Calls to arms "Vox Populi," "This Is War," and "Kings and Queens" are inspirational rock anthems tailor made for big arenas. Again, when the masses are pumping their fists in allegiance to Thirty Seconds to Mars, I'm not sure what they'll be banding together against. Musically, the anthems are upbeat with soaring vocals and guitars. Unfortunately, they're too often laced with Jared Leto's screamy belting. It felt like he went to the scream well a little too often for my taste. Leto has shown that he can sing really well as he showcases again on "Alibi." The screams would be more meaningful and tolerable if he didn't do it quite so much.
Another mainstay of the album are the choruses sung by what sounds like the people from this great resistance or rebellion we're called to join. The choruses sung on "Vox Populi" and "Closer to the Edge" are examples of the populous backing vocals. This kind of people's rock band concept was also tied into the 2,000 different album covers that featured the faces of fans who submitted their pictures.
This Is War's vague theme and Leto's scream singing are really nitpicks and observations. The album sounds great overall. I prefer their more industrial rock tracks found throughout their debut album and to a smaller degree in their sophomore album. Luckily, "Night of the Hunter" & "Stranger in a Strange Land" are nods towards their older sound. "Night of the Hunter" is a bombastic industrial rock track that's was welcomed after so much of the kumbaya-ness of many of the other tracks. "Search and Destroy" was another favorite for me. The soaring vocals return to the scream territory, but the overall structure of the song is much more memorable than the straightforward anthems. I could honestly listen to "Night of the Hunter" and "Search and Destroy" on a loop for hours.
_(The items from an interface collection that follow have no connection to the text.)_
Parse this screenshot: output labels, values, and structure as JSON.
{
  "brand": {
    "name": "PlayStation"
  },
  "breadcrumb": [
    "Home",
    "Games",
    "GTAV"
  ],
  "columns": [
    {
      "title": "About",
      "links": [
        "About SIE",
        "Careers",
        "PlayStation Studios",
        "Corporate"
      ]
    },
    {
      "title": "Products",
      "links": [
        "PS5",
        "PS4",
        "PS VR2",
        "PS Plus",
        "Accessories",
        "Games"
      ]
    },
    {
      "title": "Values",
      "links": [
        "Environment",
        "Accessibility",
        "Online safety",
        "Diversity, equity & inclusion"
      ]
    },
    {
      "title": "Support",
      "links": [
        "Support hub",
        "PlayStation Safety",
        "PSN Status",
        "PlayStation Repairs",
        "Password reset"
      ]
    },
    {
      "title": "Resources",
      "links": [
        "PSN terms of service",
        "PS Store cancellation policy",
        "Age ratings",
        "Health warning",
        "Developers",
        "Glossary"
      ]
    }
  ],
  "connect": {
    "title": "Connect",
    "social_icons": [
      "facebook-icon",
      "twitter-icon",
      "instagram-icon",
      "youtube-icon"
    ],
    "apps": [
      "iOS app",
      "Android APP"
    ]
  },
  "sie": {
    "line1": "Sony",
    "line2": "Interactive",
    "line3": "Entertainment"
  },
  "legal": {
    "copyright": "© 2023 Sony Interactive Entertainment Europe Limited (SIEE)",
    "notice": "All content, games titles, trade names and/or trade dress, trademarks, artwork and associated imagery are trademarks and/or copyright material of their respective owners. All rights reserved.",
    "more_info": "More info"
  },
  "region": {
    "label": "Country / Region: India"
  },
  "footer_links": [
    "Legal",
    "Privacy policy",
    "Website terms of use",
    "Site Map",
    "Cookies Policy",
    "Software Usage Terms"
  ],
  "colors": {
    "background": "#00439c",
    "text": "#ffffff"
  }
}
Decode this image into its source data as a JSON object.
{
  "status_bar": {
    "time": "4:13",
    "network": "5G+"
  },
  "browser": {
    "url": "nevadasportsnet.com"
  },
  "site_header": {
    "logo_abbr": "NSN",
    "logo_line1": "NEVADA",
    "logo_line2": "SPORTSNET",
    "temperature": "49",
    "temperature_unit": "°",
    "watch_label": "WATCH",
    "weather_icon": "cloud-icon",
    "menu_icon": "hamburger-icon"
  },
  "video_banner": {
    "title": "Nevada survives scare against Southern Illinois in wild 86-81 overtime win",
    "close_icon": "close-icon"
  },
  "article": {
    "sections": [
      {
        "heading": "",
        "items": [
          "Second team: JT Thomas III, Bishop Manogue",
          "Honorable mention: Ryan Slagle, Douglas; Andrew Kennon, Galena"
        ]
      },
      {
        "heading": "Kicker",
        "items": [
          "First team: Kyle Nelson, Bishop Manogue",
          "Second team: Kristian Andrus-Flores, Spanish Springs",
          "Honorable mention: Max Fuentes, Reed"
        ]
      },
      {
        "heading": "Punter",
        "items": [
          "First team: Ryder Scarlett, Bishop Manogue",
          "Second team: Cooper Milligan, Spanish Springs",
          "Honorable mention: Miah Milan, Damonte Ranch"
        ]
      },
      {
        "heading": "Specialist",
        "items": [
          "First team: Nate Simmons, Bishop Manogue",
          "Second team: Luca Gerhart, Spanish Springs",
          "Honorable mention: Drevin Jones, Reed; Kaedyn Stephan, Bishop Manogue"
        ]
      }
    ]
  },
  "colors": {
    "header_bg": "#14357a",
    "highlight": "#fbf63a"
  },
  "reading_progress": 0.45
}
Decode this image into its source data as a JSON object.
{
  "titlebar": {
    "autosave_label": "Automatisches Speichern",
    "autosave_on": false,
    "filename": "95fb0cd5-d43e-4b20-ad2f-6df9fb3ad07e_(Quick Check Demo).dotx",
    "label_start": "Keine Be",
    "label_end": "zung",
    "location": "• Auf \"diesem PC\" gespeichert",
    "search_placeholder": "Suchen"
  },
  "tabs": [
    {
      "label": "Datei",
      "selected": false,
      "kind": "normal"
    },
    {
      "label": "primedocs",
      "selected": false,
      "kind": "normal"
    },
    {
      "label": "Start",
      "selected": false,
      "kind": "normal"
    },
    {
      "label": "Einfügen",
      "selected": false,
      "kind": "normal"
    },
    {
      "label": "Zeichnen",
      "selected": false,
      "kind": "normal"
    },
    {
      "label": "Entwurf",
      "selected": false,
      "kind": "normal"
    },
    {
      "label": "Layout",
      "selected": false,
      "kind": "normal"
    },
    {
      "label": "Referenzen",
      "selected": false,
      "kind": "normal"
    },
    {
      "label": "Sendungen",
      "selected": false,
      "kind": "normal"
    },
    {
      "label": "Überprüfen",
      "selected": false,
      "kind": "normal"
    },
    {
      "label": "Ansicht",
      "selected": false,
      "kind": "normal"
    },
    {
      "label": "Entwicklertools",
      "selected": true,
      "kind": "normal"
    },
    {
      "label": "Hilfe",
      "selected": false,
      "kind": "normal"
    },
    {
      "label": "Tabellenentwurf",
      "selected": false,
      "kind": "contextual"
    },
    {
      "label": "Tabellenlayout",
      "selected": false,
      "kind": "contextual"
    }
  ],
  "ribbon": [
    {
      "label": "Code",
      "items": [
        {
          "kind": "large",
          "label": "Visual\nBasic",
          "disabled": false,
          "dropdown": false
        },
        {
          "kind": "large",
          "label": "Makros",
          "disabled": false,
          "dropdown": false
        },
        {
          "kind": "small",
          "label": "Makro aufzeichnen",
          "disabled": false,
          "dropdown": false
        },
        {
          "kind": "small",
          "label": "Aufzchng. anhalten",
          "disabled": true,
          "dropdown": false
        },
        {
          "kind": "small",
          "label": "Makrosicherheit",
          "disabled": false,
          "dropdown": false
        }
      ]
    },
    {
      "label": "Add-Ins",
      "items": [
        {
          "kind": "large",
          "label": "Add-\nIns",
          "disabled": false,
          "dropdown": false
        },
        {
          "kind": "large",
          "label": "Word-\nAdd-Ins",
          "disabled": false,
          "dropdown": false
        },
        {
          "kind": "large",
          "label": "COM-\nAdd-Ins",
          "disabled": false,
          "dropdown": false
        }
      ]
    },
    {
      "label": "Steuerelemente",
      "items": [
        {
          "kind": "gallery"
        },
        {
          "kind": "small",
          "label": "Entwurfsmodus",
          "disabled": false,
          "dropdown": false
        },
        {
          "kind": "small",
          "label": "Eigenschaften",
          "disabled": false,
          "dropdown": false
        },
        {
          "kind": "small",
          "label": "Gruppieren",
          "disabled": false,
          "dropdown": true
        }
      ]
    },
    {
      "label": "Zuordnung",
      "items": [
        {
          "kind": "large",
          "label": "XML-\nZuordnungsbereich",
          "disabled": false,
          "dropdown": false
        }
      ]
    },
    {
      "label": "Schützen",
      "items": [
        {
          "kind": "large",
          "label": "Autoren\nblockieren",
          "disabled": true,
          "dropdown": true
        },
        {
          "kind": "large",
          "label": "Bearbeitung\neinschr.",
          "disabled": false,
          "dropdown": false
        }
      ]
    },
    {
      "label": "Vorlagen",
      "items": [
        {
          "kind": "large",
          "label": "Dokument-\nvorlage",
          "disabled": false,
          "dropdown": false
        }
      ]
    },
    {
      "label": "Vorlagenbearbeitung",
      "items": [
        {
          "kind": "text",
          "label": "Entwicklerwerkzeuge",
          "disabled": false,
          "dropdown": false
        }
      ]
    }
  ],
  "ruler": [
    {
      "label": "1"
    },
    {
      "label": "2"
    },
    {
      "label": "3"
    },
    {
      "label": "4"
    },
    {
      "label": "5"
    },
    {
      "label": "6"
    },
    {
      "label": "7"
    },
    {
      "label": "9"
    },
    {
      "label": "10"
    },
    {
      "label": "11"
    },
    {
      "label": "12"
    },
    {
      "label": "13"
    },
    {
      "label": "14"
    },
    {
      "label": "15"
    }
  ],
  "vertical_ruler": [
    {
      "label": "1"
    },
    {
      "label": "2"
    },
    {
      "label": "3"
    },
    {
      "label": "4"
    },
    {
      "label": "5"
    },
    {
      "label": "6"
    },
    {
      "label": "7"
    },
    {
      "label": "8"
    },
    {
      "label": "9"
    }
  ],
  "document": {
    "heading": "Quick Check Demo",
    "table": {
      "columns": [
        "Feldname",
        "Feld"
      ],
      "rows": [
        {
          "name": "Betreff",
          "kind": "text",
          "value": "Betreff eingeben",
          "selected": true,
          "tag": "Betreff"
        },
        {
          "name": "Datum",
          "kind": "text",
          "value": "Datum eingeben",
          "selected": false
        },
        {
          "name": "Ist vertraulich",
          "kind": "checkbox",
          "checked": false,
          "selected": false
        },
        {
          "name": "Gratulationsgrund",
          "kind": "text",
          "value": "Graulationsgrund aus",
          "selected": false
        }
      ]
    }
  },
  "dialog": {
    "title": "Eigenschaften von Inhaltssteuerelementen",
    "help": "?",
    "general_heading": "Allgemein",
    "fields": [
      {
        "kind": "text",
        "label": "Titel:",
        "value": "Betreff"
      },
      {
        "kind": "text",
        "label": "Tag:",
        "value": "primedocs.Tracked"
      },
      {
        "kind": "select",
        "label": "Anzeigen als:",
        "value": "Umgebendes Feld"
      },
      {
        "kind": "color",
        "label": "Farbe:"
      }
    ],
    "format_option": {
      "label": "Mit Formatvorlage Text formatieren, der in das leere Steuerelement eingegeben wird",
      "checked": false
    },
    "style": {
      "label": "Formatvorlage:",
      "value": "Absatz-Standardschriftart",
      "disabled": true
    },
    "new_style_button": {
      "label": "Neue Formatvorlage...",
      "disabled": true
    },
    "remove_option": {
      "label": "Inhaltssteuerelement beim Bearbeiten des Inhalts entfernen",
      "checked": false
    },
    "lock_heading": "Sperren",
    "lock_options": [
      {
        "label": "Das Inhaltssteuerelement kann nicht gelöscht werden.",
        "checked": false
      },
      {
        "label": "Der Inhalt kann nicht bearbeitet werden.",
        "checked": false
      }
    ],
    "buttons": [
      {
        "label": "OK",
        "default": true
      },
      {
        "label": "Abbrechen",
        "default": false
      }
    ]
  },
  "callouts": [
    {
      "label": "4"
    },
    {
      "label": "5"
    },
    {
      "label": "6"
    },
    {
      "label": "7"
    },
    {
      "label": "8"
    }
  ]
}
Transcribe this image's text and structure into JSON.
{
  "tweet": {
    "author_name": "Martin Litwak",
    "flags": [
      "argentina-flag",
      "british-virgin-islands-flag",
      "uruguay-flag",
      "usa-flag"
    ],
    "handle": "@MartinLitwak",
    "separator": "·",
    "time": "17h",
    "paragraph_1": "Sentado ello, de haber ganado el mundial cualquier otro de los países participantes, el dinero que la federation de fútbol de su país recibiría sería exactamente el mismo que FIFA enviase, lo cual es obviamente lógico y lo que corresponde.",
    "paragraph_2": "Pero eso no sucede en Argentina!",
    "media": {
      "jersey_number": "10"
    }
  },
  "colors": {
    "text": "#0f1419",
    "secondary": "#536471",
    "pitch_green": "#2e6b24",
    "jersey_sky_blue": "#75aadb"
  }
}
Maybe the advantage of This Is War?s vagueness is that it will allow anyone to apply the music to their own lives and use it to fuel their own battles. While I didn't love everything about 30 Seconds to Mars' latest album, I largely enjoyed it. If nothing else, it is much more interesting than the standard rock fare on our airwaves these days.